**YOUR TASK:**
Whenever a line in the data below includes the string "JSON", copy it out.

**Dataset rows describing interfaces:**
........
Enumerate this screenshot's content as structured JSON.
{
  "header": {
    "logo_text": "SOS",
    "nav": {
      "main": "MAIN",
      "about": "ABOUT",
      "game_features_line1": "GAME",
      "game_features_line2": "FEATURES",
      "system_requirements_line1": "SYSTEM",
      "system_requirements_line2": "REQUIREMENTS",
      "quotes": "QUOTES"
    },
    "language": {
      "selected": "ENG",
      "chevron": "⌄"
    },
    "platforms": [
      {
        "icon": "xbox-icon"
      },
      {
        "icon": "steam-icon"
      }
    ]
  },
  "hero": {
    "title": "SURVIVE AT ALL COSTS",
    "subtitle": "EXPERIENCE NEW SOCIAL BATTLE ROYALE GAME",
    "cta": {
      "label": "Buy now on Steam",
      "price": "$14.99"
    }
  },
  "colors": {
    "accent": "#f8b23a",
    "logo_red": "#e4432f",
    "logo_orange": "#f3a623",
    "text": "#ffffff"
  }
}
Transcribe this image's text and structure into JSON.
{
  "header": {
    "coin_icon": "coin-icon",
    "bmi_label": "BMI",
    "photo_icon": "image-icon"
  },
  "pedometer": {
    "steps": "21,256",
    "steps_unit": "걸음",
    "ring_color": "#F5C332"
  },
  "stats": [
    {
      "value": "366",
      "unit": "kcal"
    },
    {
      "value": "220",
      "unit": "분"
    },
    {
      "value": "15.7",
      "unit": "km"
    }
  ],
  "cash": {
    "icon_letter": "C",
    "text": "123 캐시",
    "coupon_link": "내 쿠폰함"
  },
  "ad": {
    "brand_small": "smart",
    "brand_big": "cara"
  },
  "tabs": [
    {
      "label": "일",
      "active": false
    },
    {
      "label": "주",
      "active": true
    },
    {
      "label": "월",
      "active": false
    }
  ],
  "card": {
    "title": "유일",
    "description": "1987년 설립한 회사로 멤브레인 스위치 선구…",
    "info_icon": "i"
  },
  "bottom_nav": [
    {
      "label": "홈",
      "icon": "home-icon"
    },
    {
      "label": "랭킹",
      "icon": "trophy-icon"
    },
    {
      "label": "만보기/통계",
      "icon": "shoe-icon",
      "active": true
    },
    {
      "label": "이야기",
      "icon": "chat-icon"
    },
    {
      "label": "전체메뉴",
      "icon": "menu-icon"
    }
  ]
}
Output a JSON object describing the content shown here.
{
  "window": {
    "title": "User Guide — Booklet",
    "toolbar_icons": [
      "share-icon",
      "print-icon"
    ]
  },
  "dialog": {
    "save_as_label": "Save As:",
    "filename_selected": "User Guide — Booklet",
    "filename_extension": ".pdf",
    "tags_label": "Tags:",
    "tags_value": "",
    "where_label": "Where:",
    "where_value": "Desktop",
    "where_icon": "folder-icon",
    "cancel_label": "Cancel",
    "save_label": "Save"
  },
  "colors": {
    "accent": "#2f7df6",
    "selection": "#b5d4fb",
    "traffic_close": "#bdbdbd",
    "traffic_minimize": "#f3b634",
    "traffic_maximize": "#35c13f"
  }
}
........
**RESULT:**
Enumerate this screenshot's content as structured JSON.
Transcribe this image's text and structure into JSON.
Output a JSON object describing the content shown here.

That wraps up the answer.